Work item:
Report back every line of the entries that contains "JSON", exactly as written.

Dataset rows for apps and sites
=== Section Start ===
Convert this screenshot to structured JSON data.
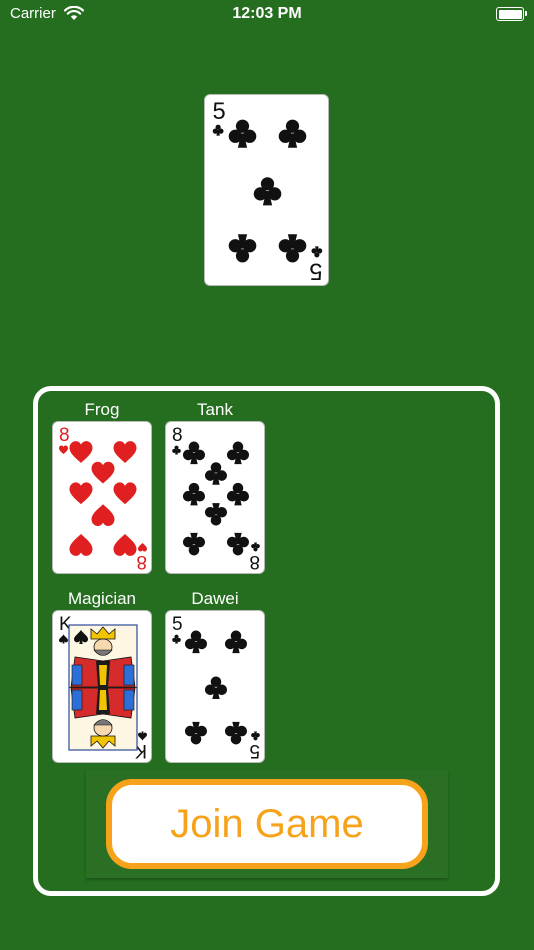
{
  "status_bar": {
    "carrier": "Carrier",
    "time": "12:03 PM"
  },
  "center_card": {
    "rank": "5",
    "suit": "clubs",
    "color": "#111111"
  },
  "players": [
    {
      "name": "Frog",
      "card": {
        "rank": "8",
        "suit": "hearts",
        "color": "#e02020"
      }
    },
    {
      "name": "Tank",
      "card": {
        "rank": "8",
        "suit": "clubs",
        "color": "#111111"
      }
    },
    {
      "name": "Magician",
      "card": {
        "rank": "K",
        "suit": "spades",
        "color": "#111111"
      }
    },
    {
      "name": "Dawei",
      "card": {
        "rank": "5",
        "suit": "clubs",
        "color": "#111111"
      }
    }
  ],
  "join_button": {
    "label": "Join Game"
  },
  "colors": {
    "table": "#256e1f",
    "accent": "#f6a31b"
  }
}
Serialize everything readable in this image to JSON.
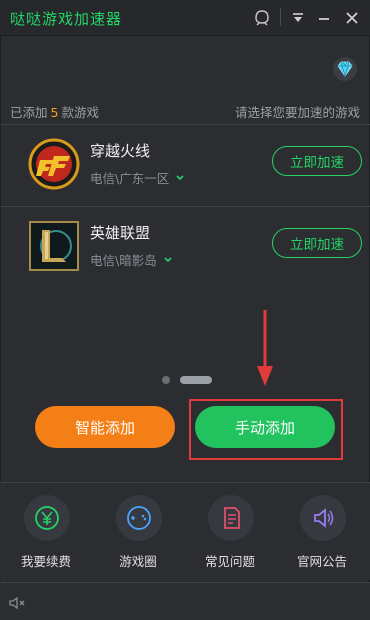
{
  "app": {
    "title": "哒哒游戏加速器"
  },
  "titlebar": {
    "icons": [
      "skin-icon",
      "menu-icon",
      "minimize-icon",
      "close-icon"
    ]
  },
  "summary": {
    "prefix": "已添加",
    "count": "5",
    "suffix": "款游戏",
    "hint": "请选择您要加速的游戏"
  },
  "games": [
    {
      "name": "穿越火线",
      "server": "电信\\广东一区",
      "button": "立即加速",
      "logo": "crossfire-logo"
    },
    {
      "name": "英雄联盟",
      "server": "电信\\暗影岛",
      "button": "立即加速",
      "logo": "lol-logo"
    }
  ],
  "pager": {
    "pages": 2,
    "active": 1
  },
  "actions": {
    "smart_add": "智能添加",
    "manual_add": "手动添加"
  },
  "nav": [
    {
      "label": "我要续费",
      "icon": "yuan-icon"
    },
    {
      "label": "游戏圈",
      "icon": "gamepad-icon"
    },
    {
      "label": "常见问题",
      "icon": "document-icon"
    },
    {
      "label": "官网公告",
      "icon": "speaker-icon"
    }
  ],
  "colors": {
    "accent": "#25d366",
    "orange": "#f57f17",
    "highlight": "#e23b3b",
    "count": "#f4a21c"
  }
}
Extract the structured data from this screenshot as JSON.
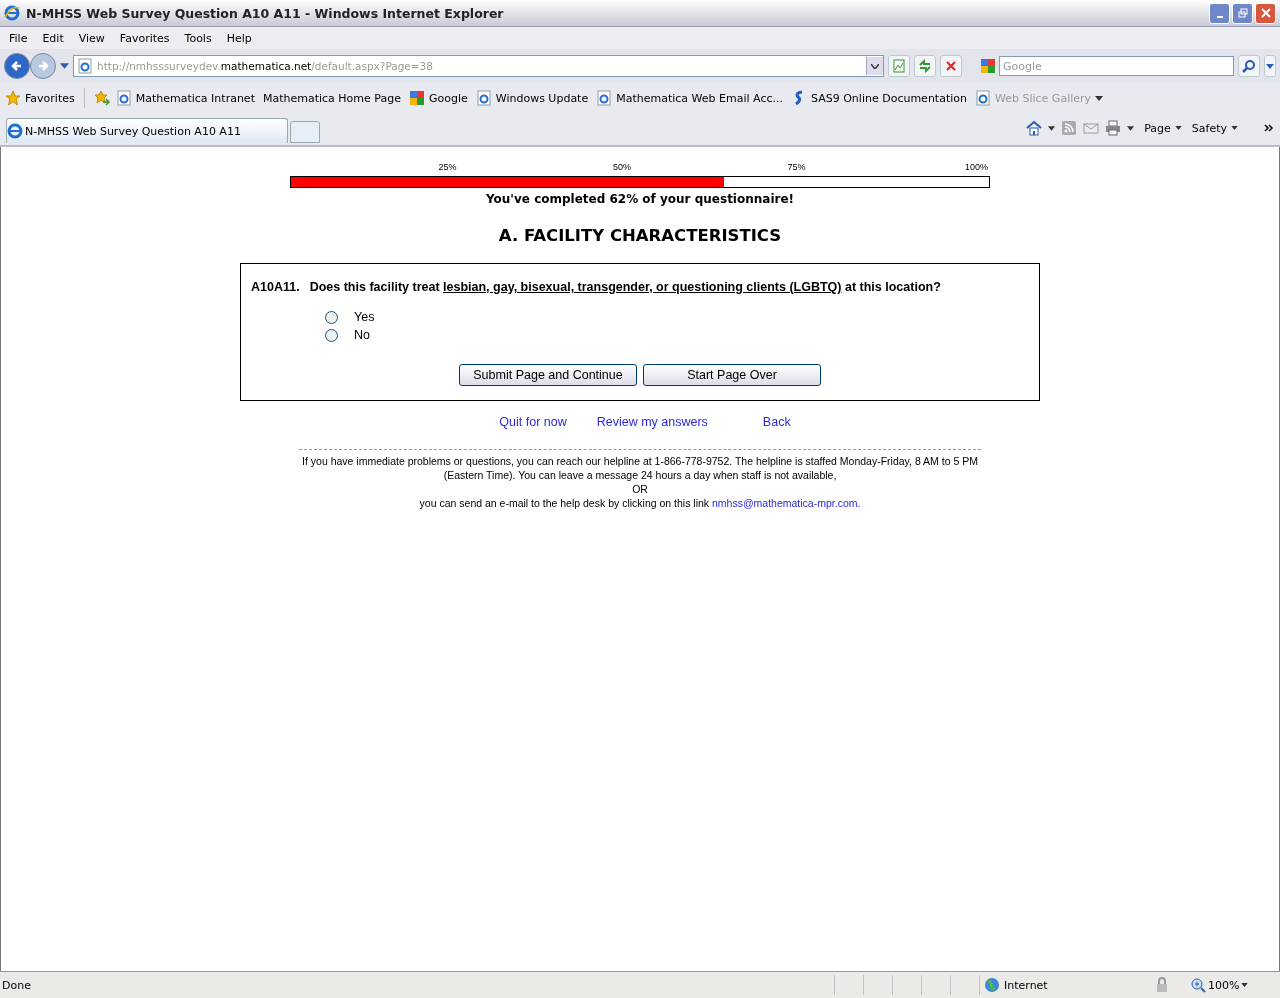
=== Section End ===
Result:
Convert this screenshot to structured JSON data.
Serialize everything readable in this image to JSON.
Extract the structured data from this screenshot as JSON.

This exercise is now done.